What is needed: From the first line to the last, copy the material word for word; pictures stay out.

Available records:
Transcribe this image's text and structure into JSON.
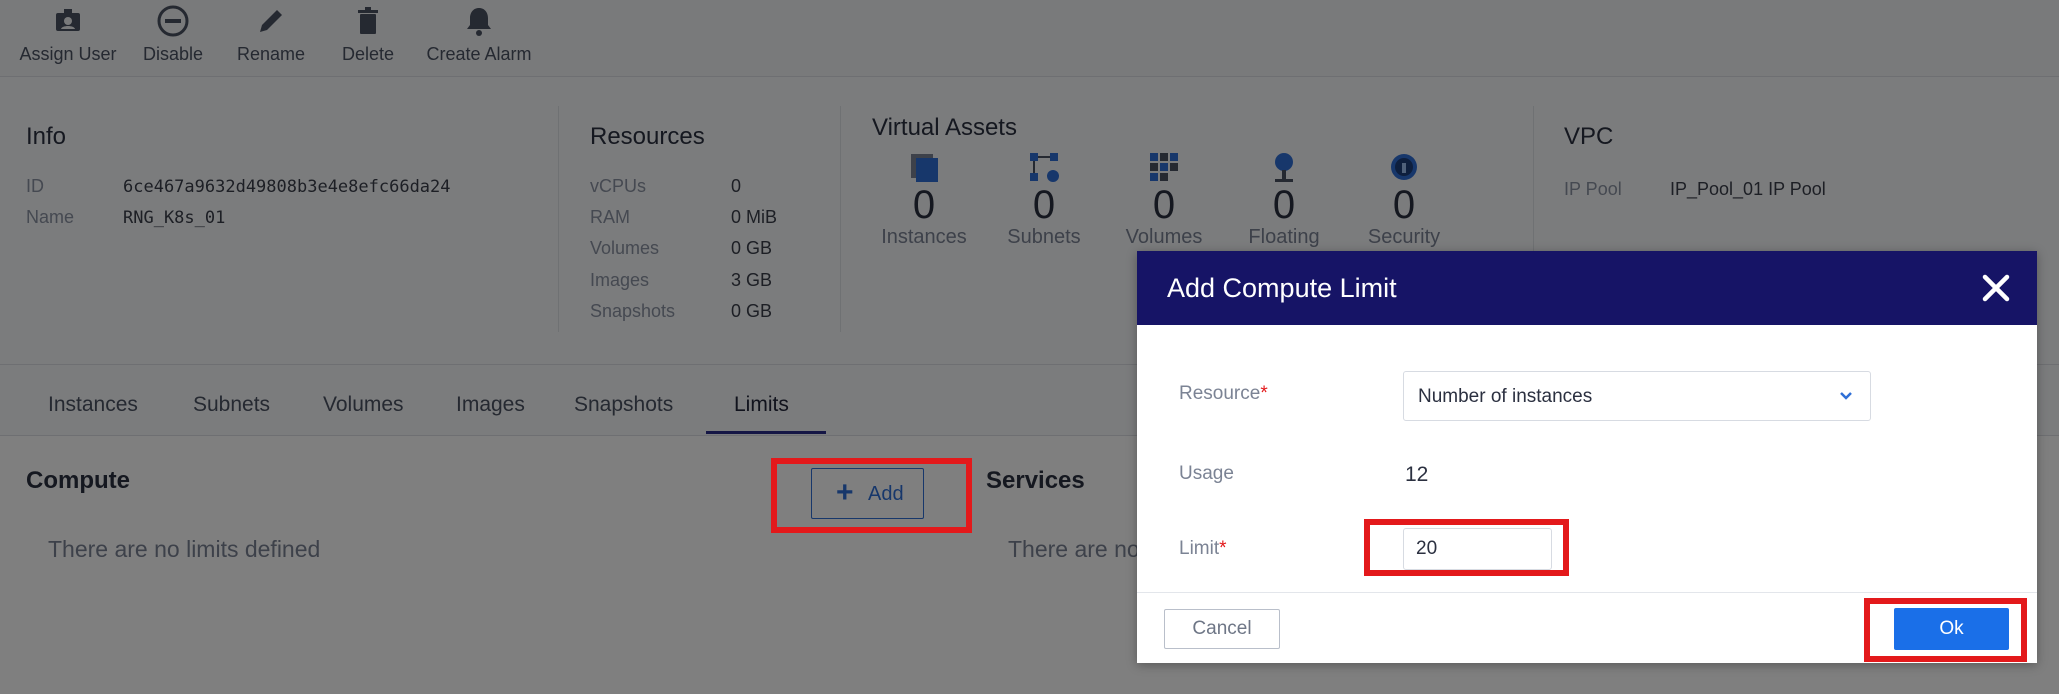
{
  "toolbar": {
    "items": [
      {
        "label": "Assign User",
        "icon": "assign-user-icon"
      },
      {
        "label": "Disable",
        "icon": "disable-icon"
      },
      {
        "label": "Rename",
        "icon": "pencil-icon"
      },
      {
        "label": "Delete",
        "icon": "trash-icon"
      },
      {
        "label": "Create Alarm",
        "icon": "bell-icon"
      }
    ]
  },
  "info": {
    "title": "Info",
    "id_label": "ID",
    "id_value": "6ce467a9632d49808b3e4e8efc66da24",
    "name_label": "Name",
    "name_value": "RNG_K8s_01"
  },
  "resources": {
    "title": "Resources",
    "rows": [
      {
        "label": "vCPUs",
        "value": "0"
      },
      {
        "label": "RAM",
        "value": "0 MiB"
      },
      {
        "label": "Volumes",
        "value": "0 GB"
      },
      {
        "label": "Images",
        "value": "3 GB"
      },
      {
        "label": "Snapshots",
        "value": "0 GB"
      }
    ]
  },
  "virtual_assets": {
    "title": "Virtual Assets",
    "items": [
      {
        "count": "0",
        "label": "Instances",
        "icon": "instances-icon"
      },
      {
        "count": "0",
        "label": "Subnets",
        "icon": "subnets-icon"
      },
      {
        "count": "0",
        "label": "Volumes",
        "icon": "volumes-icon"
      },
      {
        "count": "0",
        "label": "Floating",
        "icon": "floating-ip-icon"
      },
      {
        "count": "0",
        "label": "Security",
        "icon": "security-icon"
      }
    ]
  },
  "vpc": {
    "title": "VPC",
    "ip_pool_label": "IP Pool",
    "ip_pool_value": "IP_Pool_01 IP Pool"
  },
  "tabs": [
    {
      "label": "Instances"
    },
    {
      "label": "Subnets"
    },
    {
      "label": "Volumes"
    },
    {
      "label": "Images"
    },
    {
      "label": "Snapshots"
    },
    {
      "label": "Limits",
      "active": true
    }
  ],
  "compute": {
    "title": "Compute",
    "add_label": "Add",
    "empty_text": "There are no limits defined"
  },
  "services": {
    "title": "Services",
    "empty_text": "There are no"
  },
  "modal": {
    "title": "Add Compute Limit",
    "resource_label": "Resource",
    "resource_value": "Number of instances",
    "usage_label": "Usage",
    "usage_value": "12",
    "limit_label": "Limit",
    "limit_value": "20",
    "cancel_label": "Cancel",
    "ok_label": "Ok",
    "required_mark": "*"
  },
  "colors": {
    "modal_header": "#161466",
    "primary": "#1a6fe8",
    "highlight": "#e3191b",
    "tab_active_underline": "#2b2d8a"
  }
}
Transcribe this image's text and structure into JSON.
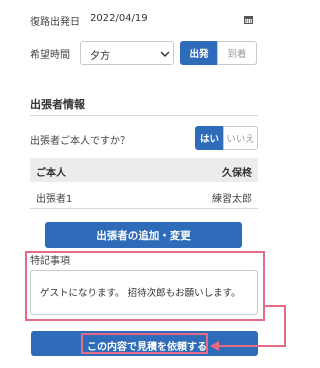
{
  "form": {
    "return_date_label": "復路出発日",
    "return_date_value": "2022/04/19",
    "desired_time_label": "希望時間",
    "desired_time_value": "夕方",
    "time_mode_depart": "出発",
    "time_mode_arrive": "到着"
  },
  "traveler": {
    "section_title": "出張者情報",
    "is_self_question": "出張者ご本人ですか？",
    "yes": "はい",
    "no": "いいえ",
    "header_left": "ご本人",
    "header_right": "久保柊",
    "row_label": "出張者1",
    "row_value": "練習太郎",
    "add_change_button": "出張者の追加・変更"
  },
  "notes": {
    "label": "特記事項",
    "value": "ゲストになります。 招待次郎もお願いします。"
  },
  "submit": {
    "label": "この内容で見積を依頼する"
  },
  "colors": {
    "primary": "#2e6bb8",
    "highlight": "#e86b86"
  }
}
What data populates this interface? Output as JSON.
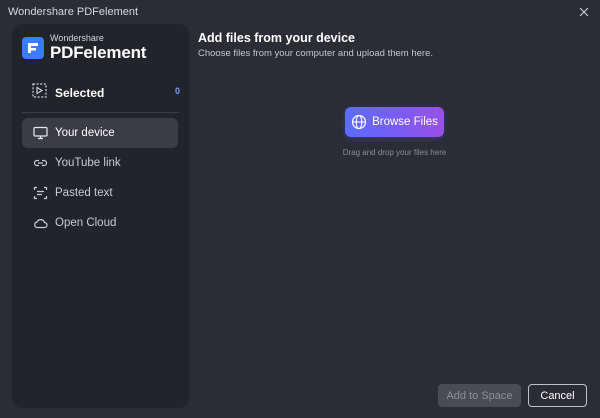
{
  "window": {
    "title": "Wondershare PDFelement"
  },
  "brand": {
    "small": "Wondershare",
    "big": "PDFelement"
  },
  "selected": {
    "label": "Selected",
    "count": "0"
  },
  "nav": {
    "items": [
      {
        "label": "Your device",
        "icon": "monitor-icon",
        "active": true
      },
      {
        "label": "YouTube link",
        "icon": "link-icon",
        "active": false
      },
      {
        "label": "Pasted text",
        "icon": "text-scan-icon",
        "active": false
      },
      {
        "label": "Open Cloud",
        "icon": "cloud-icon",
        "active": false
      }
    ]
  },
  "main": {
    "title": "Add files from your device",
    "subtitle": "Choose files from your computer and upload them here.",
    "browse_label": "Browse Files",
    "drag_hint": "Drag and drop your files here"
  },
  "footer": {
    "add_label": "Add to Space",
    "cancel_label": "Cancel"
  },
  "colors": {
    "background": "#2b2c36",
    "sidebar": "#22232b",
    "accent": "#3b7cff",
    "gradient_start": "#5b6cff",
    "gradient_end": "#9a4fe6"
  }
}
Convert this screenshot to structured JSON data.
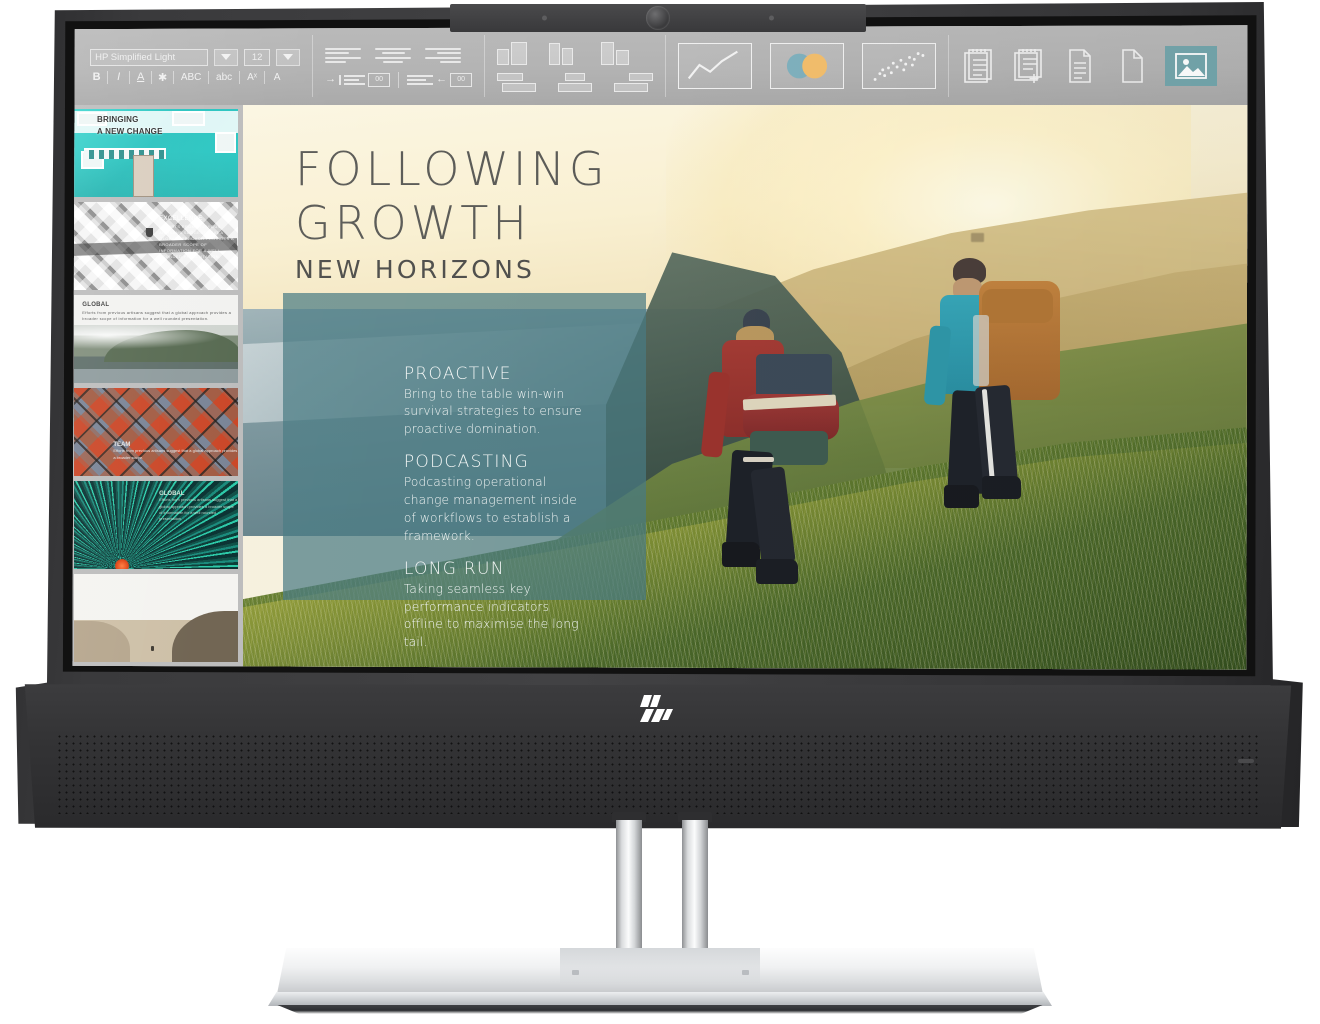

Completed task:
Transcribe this image's text and structure into JSON.
{
  "toolbar": {
    "items": [
      {
        "label": "Assign User",
        "icon": "assign-user-icon"
      },
      {
        "label": "Disable",
        "icon": "disable-icon"
      },
      {
        "label": "Rename",
        "icon": "pencil-icon"
      },
      {
        "label": "Delete",
        "icon": "trash-icon"
      },
      {
        "label": "Create Alarm",
        "icon": "bell-icon"
      }
    ]
  },
  "info": {
    "title": "Info",
    "id_label": "ID",
    "id_value": "6ce467a9632d49808b3e4e8efc66da24",
    "name_label": "Name",
    "name_value": "RNG_K8s_01"
  },
  "resources": {
    "title": "Resources",
    "rows": [
      {
        "label": "vCPUs",
        "value": "0"
      },
      {
        "label": "RAM",
        "value": "0 MiB"
      },
      {
        "label": "Volumes",
        "value": "0 GB"
      },
      {
        "label": "Images",
        "value": "3 GB"
      },
      {
        "label": "Snapshots",
        "value": "0 GB"
      }
    ]
  },
  "virtual_assets": {
    "title": "Virtual Assets",
    "items": [
      {
        "count": "0",
        "label": "Instances",
        "icon": "instances-icon"
      },
      {
        "count": "0",
        "label": "Subnets",
        "icon": "subnets-icon"
      },
      {
        "count": "0",
        "label": "Volumes",
        "icon": "volumes-icon"
      },
      {
        "count": "0",
        "label": "Floating",
        "icon": "floating-ip-icon"
      },
      {
        "count": "0",
        "label": "Security",
        "icon": "security-icon"
      }
    ]
  },
  "vpc": {
    "title": "VPC",
    "ip_pool_label": "IP Pool",
    "ip_pool_value": "IP_Pool_01 IP Pool"
  },
  "tabs": [
    {
      "label": "Instances"
    },
    {
      "label": "Subnets"
    },
    {
      "label": "Volumes"
    },
    {
      "label": "Images"
    },
    {
      "label": "Snapshots"
    },
    {
      "label": "Limits",
      "active": true
    }
  ],
  "compute": {
    "title": "Compute",
    "add_label": "Add",
    "empty_text": "There are no limits defined"
  },
  "services": {
    "title": "Services",
    "empty_text": "There are no"
  },
  "modal": {
    "title": "Add Compute Limit",
    "resource_label": "Resource",
    "resource_value": "Number of instances",
    "usage_label": "Usage",
    "usage_value": "12",
    "limit_label": "Limit",
    "limit_value": "20",
    "cancel_label": "Cancel",
    "ok_label": "Ok",
    "required_mark": "*"
  },
  "colors": {
    "modal_header": "#161466",
    "primary": "#1a6fe8",
    "highlight": "#e3191b",
    "tab_active_underline": "#2b2d8a"
  }
}
Transcribe this image's text and structure into JSON.
{
  "form": {
    "return_date_label": "復路出発日",
    "return_date_value": "2022/04/19",
    "desired_time_label": "希望時間",
    "desired_time_value": "夕方",
    "time_mode_depart": "出発",
    "time_mode_arrive": "到着"
  },
  "traveler": {
    "section_title": "出張者情報",
    "is_self_question": "出張者ご本人ですか？",
    "yes": "はい",
    "no": "いいえ",
    "header_left": "ご本人",
    "header_right": "久保柊",
    "row_label": "出張者1",
    "row_value": "練習太郎",
    "add_change_button": "出張者の追加・変更"
  },
  "notes": {
    "label": "特記事項",
    "value": "ゲストになります。 招待次郎もお願いします。"
  },
  "submit": {
    "label": "この内容で見積を依頼する"
  },
  "colors": {
    "primary": "#2e6bb8",
    "highlight": "#e86b86"
  }
}
What data populates this interface? Output as JSON.
{
  "window": {
    "title": "Wondershare PDFelement"
  },
  "brand": {
    "small": "Wondershare",
    "big": "PDFelement"
  },
  "selected": {
    "label": "Selected",
    "count": "0"
  },
  "nav": {
    "items": [
      {
        "label": "Your device",
        "icon": "monitor-icon",
        "active": true
      },
      {
        "label": "YouTube link",
        "icon": "link-icon",
        "active": false
      },
      {
        "label": "Pasted text",
        "icon": "text-scan-icon",
        "active": false
      },
      {
        "label": "Open Cloud",
        "icon": "cloud-icon",
        "active": false
      }
    ]
  },
  "main": {
    "title": "Add files from your device",
    "subtitle": "Choose files from your computer and upload them here.",
    "browse_label": "Browse Files",
    "drag_hint": "Drag and drop your files here"
  },
  "footer": {
    "add_label": "Add to Space",
    "cancel_label": "Cancel"
  },
  "colors": {
    "background": "#2b2c36",
    "sidebar": "#22232b",
    "accent": "#3b7cff",
    "gradient_start": "#5b6cff",
    "gradient_end": "#9a4fe6"
  }
}
Convert this screenshot to structured JSON data.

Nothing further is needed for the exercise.